- WHAT TO WORK ON
Would it be possible to reproduce every entry exactly, please?

* * * *

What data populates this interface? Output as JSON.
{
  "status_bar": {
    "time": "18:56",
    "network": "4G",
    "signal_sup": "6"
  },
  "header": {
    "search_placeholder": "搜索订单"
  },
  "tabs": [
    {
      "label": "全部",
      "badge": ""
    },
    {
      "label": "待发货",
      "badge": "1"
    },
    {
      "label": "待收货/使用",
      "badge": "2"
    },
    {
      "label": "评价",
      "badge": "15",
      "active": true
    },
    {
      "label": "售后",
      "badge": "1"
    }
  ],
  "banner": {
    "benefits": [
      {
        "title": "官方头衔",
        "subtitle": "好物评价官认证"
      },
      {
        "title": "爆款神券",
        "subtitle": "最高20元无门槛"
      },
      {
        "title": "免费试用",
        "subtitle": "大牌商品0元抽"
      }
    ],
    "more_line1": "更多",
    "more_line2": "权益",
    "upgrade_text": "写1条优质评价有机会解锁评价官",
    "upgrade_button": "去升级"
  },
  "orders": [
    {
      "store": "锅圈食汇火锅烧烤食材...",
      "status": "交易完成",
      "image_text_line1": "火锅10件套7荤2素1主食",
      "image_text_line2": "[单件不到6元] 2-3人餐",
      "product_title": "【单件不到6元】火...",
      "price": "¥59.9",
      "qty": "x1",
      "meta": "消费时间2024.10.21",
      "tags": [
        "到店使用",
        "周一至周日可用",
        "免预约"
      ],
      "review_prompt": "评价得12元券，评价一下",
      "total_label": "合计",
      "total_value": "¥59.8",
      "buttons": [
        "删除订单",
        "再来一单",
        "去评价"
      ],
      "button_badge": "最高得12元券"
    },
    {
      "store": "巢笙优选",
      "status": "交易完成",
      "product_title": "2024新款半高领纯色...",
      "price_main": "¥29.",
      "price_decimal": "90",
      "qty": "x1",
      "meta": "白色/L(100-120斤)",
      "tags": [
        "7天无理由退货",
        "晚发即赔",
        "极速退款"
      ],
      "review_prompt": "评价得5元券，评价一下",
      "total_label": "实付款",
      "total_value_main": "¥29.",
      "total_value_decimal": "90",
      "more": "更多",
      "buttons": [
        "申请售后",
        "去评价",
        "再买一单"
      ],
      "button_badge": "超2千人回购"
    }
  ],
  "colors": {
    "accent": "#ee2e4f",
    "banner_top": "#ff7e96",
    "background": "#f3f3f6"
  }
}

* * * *

- SOLUTION TO THE PROBLEM
What data populates this interface? Output as JSON.
{
  "status_bar": {
    "time": "18:56",
    "network": "4G",
    "signal_sup": "6"
  },
  "header": {
    "search_placeholder": "搜索订单"
  },
  "tabs": [
    {
      "label": "全部",
      "badge": ""
    },
    {
      "label": "待发货",
      "badge": "1"
    },
    {
      "label": "待收货/使用",
      "badge": "2"
    },
    {
      "label": "评价",
      "badge": "15",
      "active": true
    },
    {
      "label": "售后",
      "badge": "1"
    }
  ],
  "banner": {
    "benefits": [
      {
        "title": "官方头衔",
        "subtitle": "好物评价官认证"
      },
      {
        "title": "爆款神券",
        "subtitle": "最高20元无门槛"
      },
      {
        "title": "免费试用",
        "subtitle": "大牌商品0元抽"
      }
    ],
    "more_line1": "更多",
    "more_line2": "权益",
    "upgrade_text": "写1条优质评价有机会解锁评价官",
    "upgrade_button": "去升级"
  },
  "orders": [
    {
      "store": "锅圈食汇火锅烧烤食材...",
      "status": "交易完成",
      "image_text_line1": "火锅10件套7荤2素1主食",
      "image_text_line2": "[单件不到6元] 2-3人餐",
      "product_title": "【单件不到6元】火...",
      "price": "¥59.9",
      "qty": "x1",
      "meta": "消费时间2024.10.21",
      "tags": [
        "到店使用",
        "周一至周日可用",
        "免预约"
      ],
      "review_prompt": "评价得12元券，评价一下",
      "total_label": "合计",
      "total_value": "¥59.8",
      "buttons": [
        "删除订单",
        "再来一单",
        "去评价"
      ],
      "button_badge": "最高得12元券"
    },
    {
      "store": "巢笙优选",
      "status": "交易完成",
      "product_title": "2024新款半高领纯色...",
      "price_main": "¥29.",
      "price_decimal": "90",
      "qty": "x1",
      "meta": "白色/L(100-120斤)",
      "tags": [
        "7天无理由退货",
        "晚发即赔",
        "极速退款"
      ],
      "review_prompt": "评价得5元券，评价一下",
      "total_label": "实付款",
      "total_value_main": "¥29.",
      "total_value_decimal": "90",
      "more": "更多",
      "buttons": [
        "申请售后",
        "去评价",
        "再买一单"
      ],
      "button_badge": "超2千人回购"
    }
  ],
  "colors": {
    "accent": "#ee2e4f",
    "banner_top": "#ff7e96",
    "background": "#f3f3f6"
  }
}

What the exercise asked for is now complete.